  • Conceptual/Theoretical Framework It is collection of interrelated ideas/concepts /theories (related to the topic). A Theoretical Framework guides your research, determining what things you will measure, and what statistical relationships you will look for. CF/TF helps us to understand and use the ideas of others who have done similar work.
  • Theoretical Framework A. It provides an inventory of variables, shows all the variables in a diagram. B. It specifies the directions of relationships. C. It explains these relationship. D. It helps in making new proposition/plan/scheme. E. It helps in arranging these propositions in sequential order.
  • Theoretical Framework V Conceptual Framework Theoretical Framework is a theory in the form of a model/paradigm that serves as the basis for the study. It mentions the proponents of the study and their results. Conceptual Framework is the researcher’s own model illustrating variables that specify the problem and gives direction to the study. It may be an adaptation of a model in an early theory, with modifications to suit the inquiry.

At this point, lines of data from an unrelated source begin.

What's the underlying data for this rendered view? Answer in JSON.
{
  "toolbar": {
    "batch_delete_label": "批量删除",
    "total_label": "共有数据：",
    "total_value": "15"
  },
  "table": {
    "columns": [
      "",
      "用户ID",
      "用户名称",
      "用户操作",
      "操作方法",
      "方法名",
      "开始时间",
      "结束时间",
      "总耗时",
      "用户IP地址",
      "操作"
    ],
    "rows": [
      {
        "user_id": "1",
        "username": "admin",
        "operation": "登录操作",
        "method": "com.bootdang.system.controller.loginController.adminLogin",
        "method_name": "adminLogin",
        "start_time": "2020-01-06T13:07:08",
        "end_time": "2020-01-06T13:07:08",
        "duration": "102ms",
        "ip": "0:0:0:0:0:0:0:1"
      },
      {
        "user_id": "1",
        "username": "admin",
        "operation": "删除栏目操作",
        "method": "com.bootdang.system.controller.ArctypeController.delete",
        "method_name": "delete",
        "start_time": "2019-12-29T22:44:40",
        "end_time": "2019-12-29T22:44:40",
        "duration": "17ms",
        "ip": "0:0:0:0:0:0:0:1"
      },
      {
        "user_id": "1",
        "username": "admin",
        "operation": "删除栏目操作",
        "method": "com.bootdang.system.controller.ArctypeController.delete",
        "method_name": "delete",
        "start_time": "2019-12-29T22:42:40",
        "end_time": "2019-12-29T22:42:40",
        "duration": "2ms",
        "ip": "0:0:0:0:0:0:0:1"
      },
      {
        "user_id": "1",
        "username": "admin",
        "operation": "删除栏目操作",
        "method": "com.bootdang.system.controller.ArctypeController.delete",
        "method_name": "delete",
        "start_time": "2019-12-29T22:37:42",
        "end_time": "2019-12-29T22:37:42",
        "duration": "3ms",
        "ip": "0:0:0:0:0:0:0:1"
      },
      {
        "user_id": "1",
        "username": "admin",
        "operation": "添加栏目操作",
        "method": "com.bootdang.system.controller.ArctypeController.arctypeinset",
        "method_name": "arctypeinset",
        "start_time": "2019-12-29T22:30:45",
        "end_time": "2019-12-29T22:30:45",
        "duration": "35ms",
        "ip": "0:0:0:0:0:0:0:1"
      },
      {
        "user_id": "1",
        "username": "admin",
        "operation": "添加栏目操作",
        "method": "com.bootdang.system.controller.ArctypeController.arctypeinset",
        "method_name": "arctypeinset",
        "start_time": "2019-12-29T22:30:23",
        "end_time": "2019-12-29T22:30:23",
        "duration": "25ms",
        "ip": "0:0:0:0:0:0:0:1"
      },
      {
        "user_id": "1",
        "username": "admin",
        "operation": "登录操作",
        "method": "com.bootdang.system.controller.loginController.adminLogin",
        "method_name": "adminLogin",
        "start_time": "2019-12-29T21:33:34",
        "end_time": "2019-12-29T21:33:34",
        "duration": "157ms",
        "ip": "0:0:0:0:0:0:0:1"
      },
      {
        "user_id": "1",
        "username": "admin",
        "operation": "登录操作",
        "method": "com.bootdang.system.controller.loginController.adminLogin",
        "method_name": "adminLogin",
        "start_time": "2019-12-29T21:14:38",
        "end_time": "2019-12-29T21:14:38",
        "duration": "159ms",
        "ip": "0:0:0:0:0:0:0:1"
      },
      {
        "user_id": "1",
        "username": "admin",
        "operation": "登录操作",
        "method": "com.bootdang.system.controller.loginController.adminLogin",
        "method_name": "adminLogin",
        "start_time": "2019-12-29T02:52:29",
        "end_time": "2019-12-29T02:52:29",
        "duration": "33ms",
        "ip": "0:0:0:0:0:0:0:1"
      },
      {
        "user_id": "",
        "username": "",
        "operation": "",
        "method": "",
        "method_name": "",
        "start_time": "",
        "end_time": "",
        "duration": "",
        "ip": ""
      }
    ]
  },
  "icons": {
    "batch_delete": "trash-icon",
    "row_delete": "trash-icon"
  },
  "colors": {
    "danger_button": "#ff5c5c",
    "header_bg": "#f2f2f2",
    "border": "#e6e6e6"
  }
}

  • Theoretical Framework Components: Relationship of Concepts Example: Research Topic: Joint Families system in Pakistan during the Modern Era Problem Statement: The emerging trends in the Pakistani society witness a decline in joint family system and family size (as witnessed by media reports). This causal study aims to identify the causes of the new trends. Research Question (in a statement form): Trend of joint families and causes of decline in family size in Pakistan. Hypothesis: In Pakistan, mainly in cities, joint family system is declining.
  • Theoretical Framework Components: Relationship of Concepts Example: Research Topic: Joint Families system in Pakistan during the Modern Era Problem Statement: The emerging trends in the Pakistani society witness a decline in joint family system and family size (as witnessed by media reports). This causal study aims to identify the causes of the new trends. Research Question (in a statement form): Trend of joint families and causes of decline in family size in Pakistan. Hypothesis: In Pakistan, mainly in cities, joint family system is declining.

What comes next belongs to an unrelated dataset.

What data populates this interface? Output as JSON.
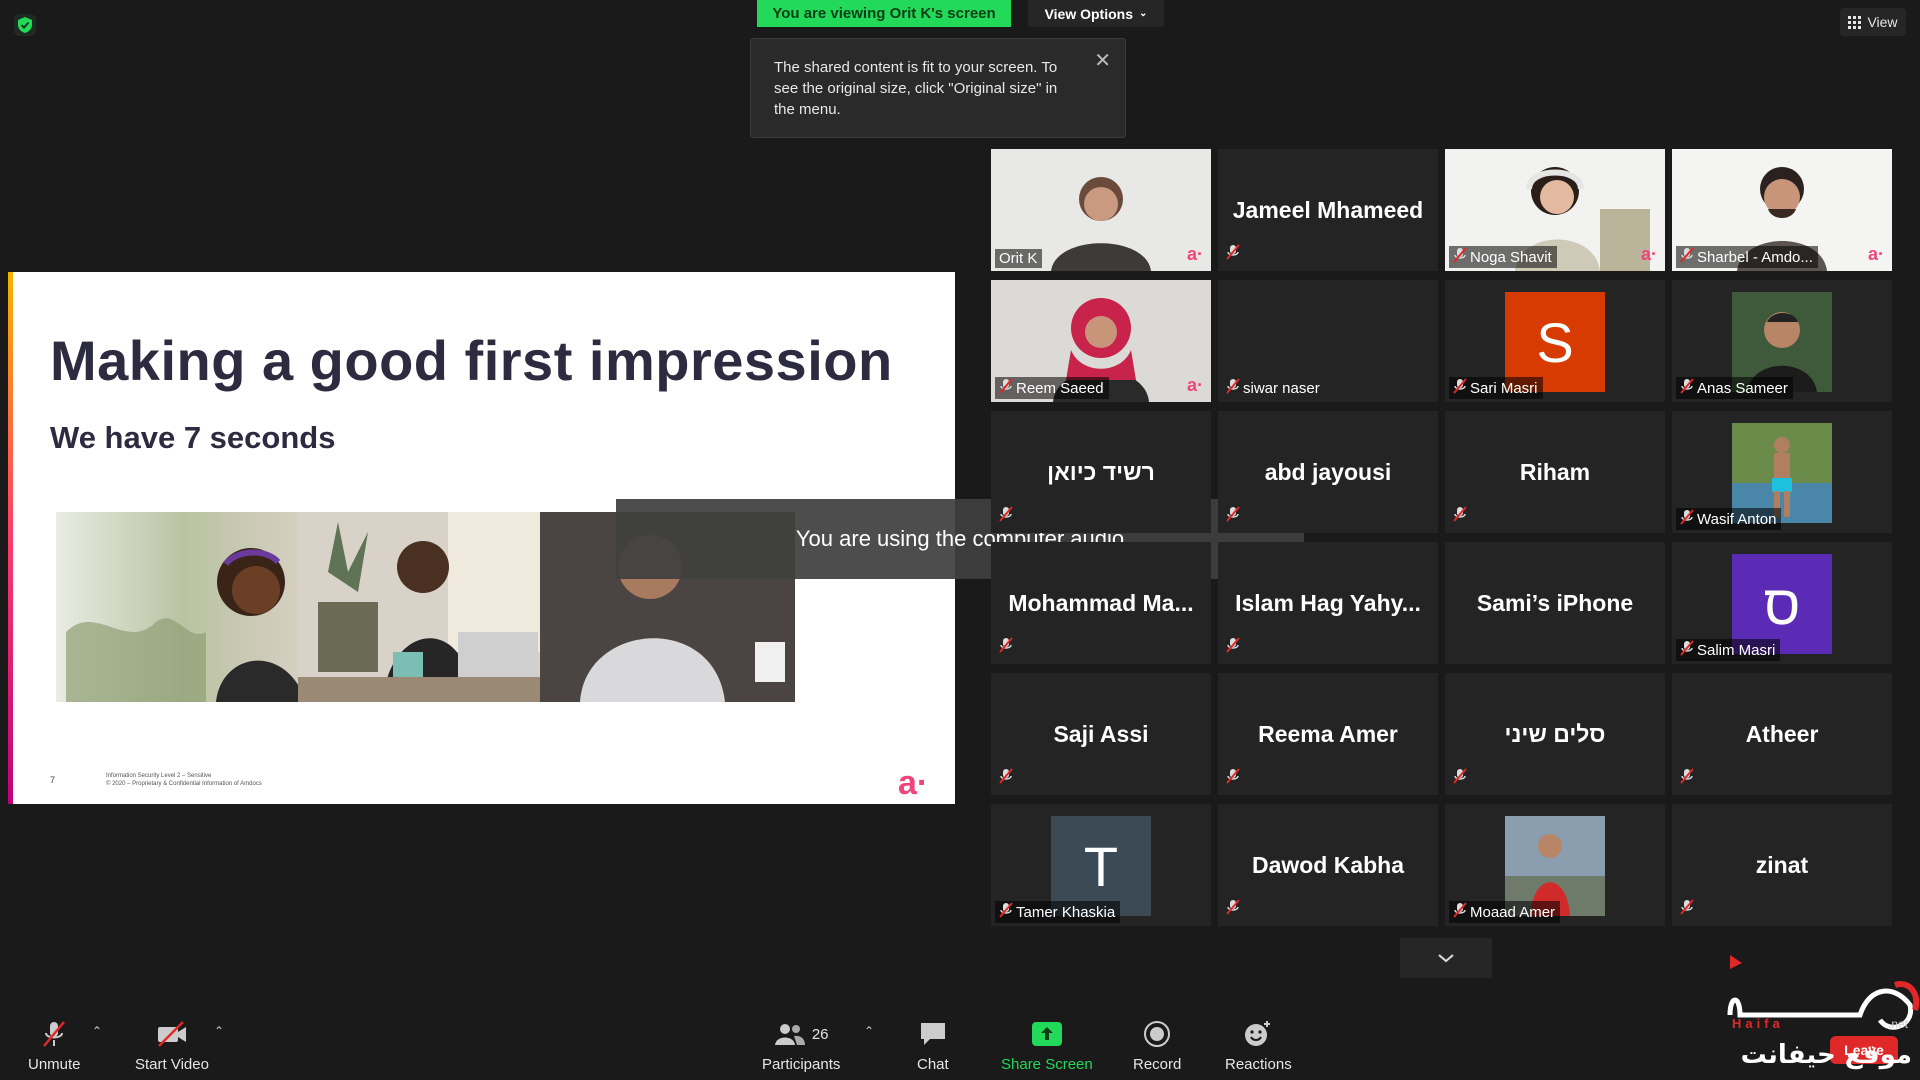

  • 1. Make an inventory of variables. Identify the factors relevant to the RQ. These factors can be named as variables: Variables in this research question (RQ) can be: a. Education level of couples b. Age of marriage c. Access to media d. Health facilities e. Awareness/Trend of family planning f. Aspiration about the education of children, etc.
  • 2. Specify the direction of relationships. Higher the education, higher the age of marriage. Higher the education, greater the career chances. Higher the education, more the rationalism. Higher the education, more exposure to media.
  • Higher the education, more access of health services. Higher the education of parents, higher the aspiration about their children’s education. Higher the education of couples, higher the mobility orientation of couples.
  • 3. Explain relationships among these variables. For getting higher education, youngsters have to spend about 16 years of their life in educational institutions. Let us say they complete their education at the age of 22 years. After completing their education, they spend 2-3 years for establishing themselves. During this period, they continue differing their marriage. By the time they decide about their marriage, they are about 25 years. Compare this age of marriage with the 16 years age of marriage. Obviously with this higher age of marriage, there is a reduction in the reproductive period of women. Similarly, we can develop logic in support of other proposed relationships, such as growing awareness of family planning.
  • 4. Make an inventory of proposition and arrange them into statement. a. When people get more educated, they get busy in education and career setting, so they marry late. If they marry late, there are chances of reduction in the reproductive system. b. When they are educated, they understand family planning, so they give birth to lesser children. In that case we can say that the size of declining family is affected by education. Hypothesis and Theory: 1. Educated people have a small size of family. 2. Educated people with smaller children have a happy life.